■ Activity ■
Copy the data exactly.

※ ※ ※

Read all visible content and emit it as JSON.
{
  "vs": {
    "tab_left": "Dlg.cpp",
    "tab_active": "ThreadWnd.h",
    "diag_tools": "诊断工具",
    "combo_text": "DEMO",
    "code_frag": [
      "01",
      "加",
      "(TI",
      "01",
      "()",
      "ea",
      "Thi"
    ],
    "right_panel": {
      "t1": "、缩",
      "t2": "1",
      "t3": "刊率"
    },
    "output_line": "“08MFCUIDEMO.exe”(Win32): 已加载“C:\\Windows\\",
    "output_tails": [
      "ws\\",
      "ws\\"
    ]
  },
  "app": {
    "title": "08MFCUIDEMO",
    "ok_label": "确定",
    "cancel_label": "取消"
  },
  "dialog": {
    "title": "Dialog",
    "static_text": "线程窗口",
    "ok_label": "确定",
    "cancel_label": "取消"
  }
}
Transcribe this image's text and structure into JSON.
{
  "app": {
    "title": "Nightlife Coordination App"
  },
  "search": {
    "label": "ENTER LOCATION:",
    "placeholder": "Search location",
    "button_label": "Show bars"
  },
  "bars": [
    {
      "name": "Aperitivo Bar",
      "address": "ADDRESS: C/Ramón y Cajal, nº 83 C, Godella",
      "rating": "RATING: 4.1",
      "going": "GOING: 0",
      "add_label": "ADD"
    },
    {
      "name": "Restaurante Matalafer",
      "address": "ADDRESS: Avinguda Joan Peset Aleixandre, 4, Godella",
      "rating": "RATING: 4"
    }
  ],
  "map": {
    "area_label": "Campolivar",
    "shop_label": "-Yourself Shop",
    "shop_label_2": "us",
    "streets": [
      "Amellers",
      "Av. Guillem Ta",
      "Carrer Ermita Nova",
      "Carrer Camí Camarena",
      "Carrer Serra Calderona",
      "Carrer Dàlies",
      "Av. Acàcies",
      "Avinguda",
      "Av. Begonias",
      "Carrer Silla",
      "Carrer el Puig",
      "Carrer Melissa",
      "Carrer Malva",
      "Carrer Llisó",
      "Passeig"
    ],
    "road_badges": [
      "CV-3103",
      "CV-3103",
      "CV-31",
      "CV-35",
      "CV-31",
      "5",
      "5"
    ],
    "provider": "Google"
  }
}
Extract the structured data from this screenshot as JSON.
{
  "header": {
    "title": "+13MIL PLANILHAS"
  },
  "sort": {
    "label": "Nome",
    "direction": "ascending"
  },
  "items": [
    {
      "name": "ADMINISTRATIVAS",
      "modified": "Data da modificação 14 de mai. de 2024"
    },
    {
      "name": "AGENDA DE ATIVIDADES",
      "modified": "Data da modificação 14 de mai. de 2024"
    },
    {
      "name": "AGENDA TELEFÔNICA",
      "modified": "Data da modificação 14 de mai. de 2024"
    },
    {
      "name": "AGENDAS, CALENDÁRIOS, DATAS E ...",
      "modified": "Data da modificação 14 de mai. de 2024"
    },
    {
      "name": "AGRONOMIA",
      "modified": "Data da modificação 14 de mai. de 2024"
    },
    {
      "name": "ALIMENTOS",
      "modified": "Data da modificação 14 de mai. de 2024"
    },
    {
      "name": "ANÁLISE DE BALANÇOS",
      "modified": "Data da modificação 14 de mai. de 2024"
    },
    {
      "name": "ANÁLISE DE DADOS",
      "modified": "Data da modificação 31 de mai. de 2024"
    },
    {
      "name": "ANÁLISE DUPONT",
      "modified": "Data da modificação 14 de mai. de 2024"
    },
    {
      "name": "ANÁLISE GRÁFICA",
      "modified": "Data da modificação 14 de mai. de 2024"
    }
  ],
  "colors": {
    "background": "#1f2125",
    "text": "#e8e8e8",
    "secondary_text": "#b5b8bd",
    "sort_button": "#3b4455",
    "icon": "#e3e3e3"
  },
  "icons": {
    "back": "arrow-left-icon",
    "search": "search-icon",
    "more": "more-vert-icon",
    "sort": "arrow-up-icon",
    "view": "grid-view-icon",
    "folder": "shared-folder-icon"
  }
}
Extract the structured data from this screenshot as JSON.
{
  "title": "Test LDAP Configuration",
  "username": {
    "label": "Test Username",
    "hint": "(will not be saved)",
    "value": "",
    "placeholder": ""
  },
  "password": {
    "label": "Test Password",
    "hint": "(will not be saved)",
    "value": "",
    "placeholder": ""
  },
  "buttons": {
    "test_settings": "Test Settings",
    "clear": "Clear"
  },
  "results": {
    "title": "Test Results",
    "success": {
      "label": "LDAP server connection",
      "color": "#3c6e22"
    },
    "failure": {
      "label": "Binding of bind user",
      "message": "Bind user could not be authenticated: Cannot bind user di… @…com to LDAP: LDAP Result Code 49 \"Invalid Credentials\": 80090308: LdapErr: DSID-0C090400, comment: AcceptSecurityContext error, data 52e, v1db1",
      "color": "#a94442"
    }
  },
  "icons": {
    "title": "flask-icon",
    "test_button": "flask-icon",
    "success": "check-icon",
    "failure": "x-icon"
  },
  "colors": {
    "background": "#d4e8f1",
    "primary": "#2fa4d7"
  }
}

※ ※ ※

■ Finished task ■
Read all visible content and emit it as JSON.
{
  "vs": {
    "tab_left": "Dlg.cpp",
    "tab_active": "ThreadWnd.h",
    "diag_tools": "诊断工具",
    "combo_text": "DEMO",
    "code_frag": [
      "01",
      "加",
      "(TI",
      "01",
      "()",
      "ea",
      "Thi"
    ],
    "right_panel": {
      "t1": "、缩",
      "t2": "1",
      "t3": "刊率"
    },
    "output_line": "“08MFCUIDEMO.exe”(Win32): 已加载“C:\\Windows\\",
    "output_tails": [
      "ws\\",
      "ws\\"
    ]
  },
  "app": {
    "title": "08MFCUIDEMO",
    "ok_label": "确定",
    "cancel_label": "取消"
  },
  "dialog": {
    "title": "Dialog",
    "static_text": "线程窗口",
    "ok_label": "确定",
    "cancel_label": "取消"
  }
}
Transcribe this image's text and structure into JSON.
{
  "app": {
    "title": "Nightlife Coordination App"
  },
  "search": {
    "label": "ENTER LOCATION:",
    "placeholder": "Search location",
    "button_label": "Show bars"
  },
  "bars": [
    {
      "name": "Aperitivo Bar",
      "address": "ADDRESS: C/Ramón y Cajal, nº 83 C, Godella",
      "rating": "RATING: 4.1",
      "going": "GOING: 0",
      "add_label": "ADD"
    },
    {
      "name": "Restaurante Matalafer",
      "address": "ADDRESS: Avinguda Joan Peset Aleixandre, 4, Godella",
      "rating": "RATING: 4"
    }
  ],
  "map": {
    "area_label": "Campolivar",
    "shop_label": "-Yourself Shop",
    "shop_label_2": "us",
    "streets": [
      "Amellers",
      "Av. Guillem Ta",
      "Carrer Ermita Nova",
      "Carrer Camí Camarena",
      "Carrer Serra Calderona",
      "Carrer Dàlies",
      "Av. Acàcies",
      "Avinguda",
      "Av. Begonias",
      "Carrer Silla",
      "Carrer el Puig",
      "Carrer Melissa",
      "Carrer Malva",
      "Carrer Llisó",
      "Passeig"
    ],
    "road_badges": [
      "CV-3103",
      "CV-3103",
      "CV-31",
      "CV-35",
      "CV-31",
      "5",
      "5"
    ],
    "provider": "Google"
  }
}
Extract the structured data from this screenshot as JSON.
{
  "header": {
    "title": "+13MIL PLANILHAS"
  },
  "sort": {
    "label": "Nome",
    "direction": "ascending"
  },
  "items": [
    {
      "name": "ADMINISTRATIVAS",
      "modified": "Data da modificação 14 de mai. de 2024"
    },
    {
      "name": "AGENDA DE ATIVIDADES",
      "modified": "Data da modificação 14 de mai. de 2024"
    },
    {
      "name": "AGENDA TELEFÔNICA",
      "modified": "Data da modificação 14 de mai. de 2024"
    },
    {
      "name": "AGENDAS, CALENDÁRIOS, DATAS E ...",
      "modified": "Data da modificação 14 de mai. de 2024"
    },
    {
      "name": "AGRONOMIA",
      "modified": "Data da modificação 14 de mai. de 2024"
    },
    {
      "name": "ALIMENTOS",
      "modified": "Data da modificação 14 de mai. de 2024"
    },
    {
      "name": "ANÁLISE DE BALANÇOS",
      "modified": "Data da modificação 14 de mai. de 2024"
    },
    {
      "name": "ANÁLISE DE DADOS",
      "modified": "Data da modificação 31 de mai. de 2024"
    },
    {
      "name": "ANÁLISE DUPONT",
      "modified": "Data da modificação 14 de mai. de 2024"
    },
    {
      "name": "ANÁLISE GRÁFICA",
      "modified": "Data da modificação 14 de mai. de 2024"
    }
  ],
  "colors": {
    "background": "#1f2125",
    "text": "#e8e8e8",
    "secondary_text": "#b5b8bd",
    "sort_button": "#3b4455",
    "icon": "#e3e3e3"
  },
  "icons": {
    "back": "arrow-left-icon",
    "search": "search-icon",
    "more": "more-vert-icon",
    "sort": "arrow-up-icon",
    "view": "grid-view-icon",
    "folder": "shared-folder-icon"
  }
}
Extract the structured data from this screenshot as JSON.
{
  "title": "Test LDAP Configuration",
  "username": {
    "label": "Test Username",
    "hint": "(will not be saved)",
    "value": "",
    "placeholder": ""
  },
  "password": {
    "label": "Test Password",
    "hint": "(will not be saved)",
    "value": "",
    "placeholder": ""
  },
  "buttons": {
    "test_settings": "Test Settings",
    "clear": "Clear"
  },
  "results": {
    "title": "Test Results",
    "success": {
      "label": "LDAP server connection",
      "color": "#3c6e22"
    },
    "failure": {
      "label": "Binding of bind user",
      "message": "Bind user could not be authenticated: Cannot bind user di… @…com to LDAP: LDAP Result Code 49 \"Invalid Credentials\": 80090308: LdapErr: DSID-0C090400, comment: AcceptSecurityContext error, data 52e, v1db1",
      "color": "#a94442"
    }
  },
  "icons": {
    "title": "flask-icon",
    "test_button": "flask-icon",
    "success": "check-icon",
    "failure": "x-icon"
  },
  "colors": {
    "background": "#d4e8f1",
    "primary": "#2fa4d7"
  }
}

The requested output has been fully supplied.